One of the key lessons from Ireland’s experience of the marriage equality referendum was that related legislative change, such as the Children and Family Relationships Act 2015, which was achieved prior to the referendum helped to clarify matters and to remove unnecessary arguments surrounding marriage equality from the public arena. This helped to improve clarity and to focus on the important issue of marriage equality. Such legislative change needed commitment, vision and drive at political and Governmental level. It also needed dedicated civil servants and cooperation from relevant NGOs to steer it to completion. I would urge you to plan and prepare properly for a desired change as that it makes it easier for change to occur.
Another element of achieving successful social change that I always encourage is political engagement with civil society. It is vital to get the representative bodies, interested parties and NGOs to talk to each other and to their political leaders. Other countries looking to Ireland for advice or example as to how to achieve marriage equality or other social change need to realise that the key is working together in partnership.

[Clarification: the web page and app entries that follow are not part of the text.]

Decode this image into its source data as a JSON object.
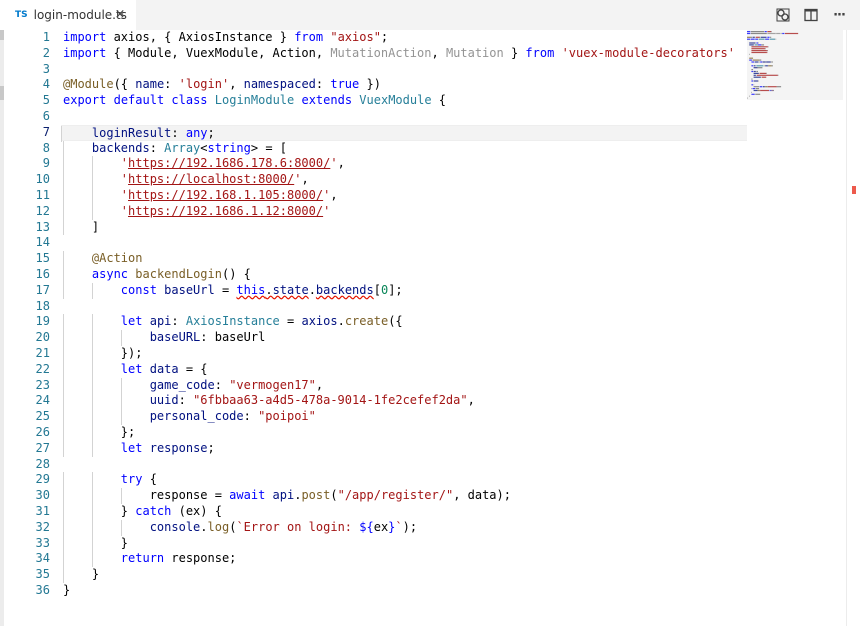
{
  "tab": {
    "lang_badge": "TS",
    "title": "login-module.ts",
    "close_glyph": "×"
  },
  "actions": [
    {
      "name": "open-changes-icon"
    },
    {
      "name": "split-editor-icon"
    },
    {
      "name": "more-actions-icon",
      "glyph": "···"
    }
  ],
  "editor": {
    "active_line": 7,
    "lines": [
      [
        [
          "import",
          "kw"
        ],
        [
          " axios, { AxiosInstance } ",
          ""
        ],
        [
          "from",
          "kw"
        ],
        [
          " ",
          ""
        ],
        [
          "\"axios\"",
          "str"
        ],
        [
          ";",
          ""
        ]
      ],
      [
        [
          "import",
          "kw"
        ],
        [
          " { Module, VuexModule, Action, ",
          ""
        ],
        [
          "MutationAction",
          "unused"
        ],
        [
          ", ",
          ""
        ],
        [
          "Mutation",
          "unused"
        ],
        [
          " } ",
          ""
        ],
        [
          "from",
          "kw"
        ],
        [
          " ",
          ""
        ],
        [
          "'vuex-module-decorators'",
          "str"
        ]
      ],
      [],
      [
        [
          "@Module",
          "dec"
        ],
        [
          "({ ",
          ""
        ],
        [
          "name",
          "prop"
        ],
        [
          ": ",
          ""
        ],
        [
          "'login'",
          "str"
        ],
        [
          ", ",
          ""
        ],
        [
          "namespaced",
          "prop"
        ],
        [
          ": ",
          ""
        ],
        [
          "true",
          "kw"
        ],
        [
          " })",
          ""
        ]
      ],
      [
        [
          "export",
          "kw"
        ],
        [
          " ",
          ""
        ],
        [
          "default",
          "kw"
        ],
        [
          " ",
          ""
        ],
        [
          "class",
          "kw"
        ],
        [
          " ",
          ""
        ],
        [
          "LoginModule",
          "ty"
        ],
        [
          " ",
          ""
        ],
        [
          "extends",
          "kw"
        ],
        [
          " ",
          ""
        ],
        [
          "VuexModule",
          "ty"
        ],
        [
          " {",
          ""
        ]
      ],
      [],
      [
        [
          "    ",
          ""
        ],
        [
          "loginResult",
          "var"
        ],
        [
          ": ",
          ""
        ],
        [
          "any",
          "kw"
        ],
        [
          ";",
          ""
        ]
      ],
      [
        [
          "    ",
          ""
        ],
        [
          "backends",
          "var"
        ],
        [
          ": ",
          ""
        ],
        [
          "Array",
          "ty"
        ],
        [
          "<",
          ""
        ],
        [
          "string",
          "kw"
        ],
        [
          "> = [",
          ""
        ]
      ],
      [
        [
          "        ",
          ""
        ],
        [
          "'",
          "str"
        ],
        [
          "https://192.1686.178.6:8000/",
          "str link"
        ],
        [
          "'",
          "str"
        ],
        [
          ",",
          ""
        ]
      ],
      [
        [
          "        ",
          ""
        ],
        [
          "'",
          "str"
        ],
        [
          "https://localhost:8000/",
          "str link"
        ],
        [
          "'",
          "str"
        ],
        [
          ",",
          ""
        ]
      ],
      [
        [
          "        ",
          ""
        ],
        [
          "'",
          "str"
        ],
        [
          "https://192.168.1.105:8000/",
          "str link"
        ],
        [
          "'",
          "str"
        ],
        [
          ",",
          ""
        ]
      ],
      [
        [
          "        ",
          ""
        ],
        [
          "'",
          "str"
        ],
        [
          "https://192.1686.1.12:8000/",
          "str link"
        ],
        [
          "'",
          "str"
        ]
      ],
      [
        [
          "    ]",
          ""
        ]
      ],
      [],
      [
        [
          "    ",
          ""
        ],
        [
          "@Action",
          "dec"
        ]
      ],
      [
        [
          "    ",
          ""
        ],
        [
          "async",
          "kw"
        ],
        [
          " ",
          ""
        ],
        [
          "backendLogin",
          "fn"
        ],
        [
          "() {",
          ""
        ]
      ],
      [
        [
          "        ",
          ""
        ],
        [
          "const",
          "kw"
        ],
        [
          " ",
          ""
        ],
        [
          "baseUrl",
          "var"
        ],
        [
          " = ",
          ""
        ],
        [
          "this",
          "kw err"
        ],
        [
          ".",
          "err"
        ],
        [
          "state",
          "var err"
        ],
        [
          ".",
          ""
        ],
        [
          "backends",
          "var err"
        ],
        [
          "[",
          ""
        ],
        [
          "0",
          "num"
        ],
        [
          "];",
          ""
        ]
      ],
      [],
      [
        [
          "        ",
          ""
        ],
        [
          "let",
          "kw"
        ],
        [
          " ",
          ""
        ],
        [
          "api",
          "var"
        ],
        [
          ": ",
          ""
        ],
        [
          "AxiosInstance",
          "ty"
        ],
        [
          " = ",
          ""
        ],
        [
          "axios",
          "var"
        ],
        [
          ".",
          ""
        ],
        [
          "create",
          "fn"
        ],
        [
          "({",
          ""
        ]
      ],
      [
        [
          "            ",
          ""
        ],
        [
          "baseURL",
          "prop"
        ],
        [
          ": baseUrl",
          ""
        ]
      ],
      [
        [
          "        });",
          ""
        ]
      ],
      [
        [
          "        ",
          ""
        ],
        [
          "let",
          "kw"
        ],
        [
          " ",
          ""
        ],
        [
          "data",
          "var"
        ],
        [
          " = {",
          ""
        ]
      ],
      [
        [
          "            ",
          ""
        ],
        [
          "game_code",
          "prop"
        ],
        [
          ": ",
          ""
        ],
        [
          "\"vermogen17\"",
          "str"
        ],
        [
          ",",
          ""
        ]
      ],
      [
        [
          "            ",
          ""
        ],
        [
          "uuid",
          "prop"
        ],
        [
          ": ",
          ""
        ],
        [
          "\"6fbbaa63-a4d5-478a-9014-1fe2cefef2da\"",
          "str"
        ],
        [
          ",",
          ""
        ]
      ],
      [
        [
          "            ",
          ""
        ],
        [
          "personal_code",
          "prop"
        ],
        [
          ": ",
          ""
        ],
        [
          "\"poipoi\"",
          "str"
        ]
      ],
      [
        [
          "        };",
          ""
        ]
      ],
      [
        [
          "        ",
          ""
        ],
        [
          "let",
          "kw"
        ],
        [
          " ",
          ""
        ],
        [
          "response",
          "var"
        ],
        [
          ";",
          ""
        ]
      ],
      [],
      [
        [
          "        ",
          ""
        ],
        [
          "try",
          "kw"
        ],
        [
          " {",
          ""
        ]
      ],
      [
        [
          "            response = ",
          ""
        ],
        [
          "await",
          "kw"
        ],
        [
          " ",
          ""
        ],
        [
          "api",
          "var"
        ],
        [
          ".",
          ""
        ],
        [
          "post",
          "fn"
        ],
        [
          "(",
          ""
        ],
        [
          "\"/app/register/\"",
          "str"
        ],
        [
          ", data);",
          ""
        ]
      ],
      [
        [
          "        } ",
          ""
        ],
        [
          "catch",
          "kw"
        ],
        [
          " (ex) {",
          ""
        ]
      ],
      [
        [
          "            ",
          ""
        ],
        [
          "console",
          "var"
        ],
        [
          ".",
          ""
        ],
        [
          "log",
          "fn"
        ],
        [
          "(",
          ""
        ],
        [
          "`Error on login: ",
          "str"
        ],
        [
          "${",
          "kw"
        ],
        [
          "ex",
          ""
        ],
        [
          "}",
          "kw"
        ],
        [
          "`",
          "str"
        ],
        [
          ");",
          ""
        ]
      ],
      [
        [
          "        }",
          ""
        ]
      ],
      [
        [
          "        ",
          ""
        ],
        [
          "return",
          "kw"
        ],
        [
          " response;",
          ""
        ]
      ],
      [
        [
          "    }",
          ""
        ]
      ],
      [
        [
          "}",
          ""
        ]
      ]
    ]
  },
  "colors": {
    "keyword": "#0000ff",
    "string": "#a31515",
    "type": "#267f99",
    "function": "#795e26",
    "variable": "#001080",
    "line_number": "#237893",
    "error_squiggle": "#e51400"
  }
}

During the campaign for marriage equality, the LGBTI community in Ireland had a lot of visibility in the media. Individuals and groups stepped forward to recount their experience and to put the case for marriage equality in tangible, human terms which were easy for others to understand. When issues are put in dry theoretical or hypothetical terms, it can be difficult to comprehend the human elements of being a member of the LGBTI community. However when, during the marriage equality campaign, the key message was translated into life as someone’s son or daughter, or one’s colleague or neighbour, it became far easier to appreciate. Understanding leads to greater empathy which brings about inclusion. Now more than ever, we need champions of change to step forward to keep the momentum going. I would ask those of you here today to continue to strive for LGBTI rights. For those of you striving for other social change, bear in mind that making issues more accessible – more human – will help you to succeed.
In this year of commemorations, we can all draw from the inspiration of the 1916 leaders of the Irish Republic who proudly proclaimed equal rights and equal opportunities for all citizens and promised to cherish all the children of the nation equally.
Ireland became a world leader on 22 May 2015 in accepting marriage equality. I know that Ireland can also become a world leader in providing a safe and inclusive society for LGBTI people of all ages. I look forward to continuing to work with you to achieve that and to achieving other important social change.
Finally, I now have the privilege of closing this event. I wish all of you an enjoyable evening.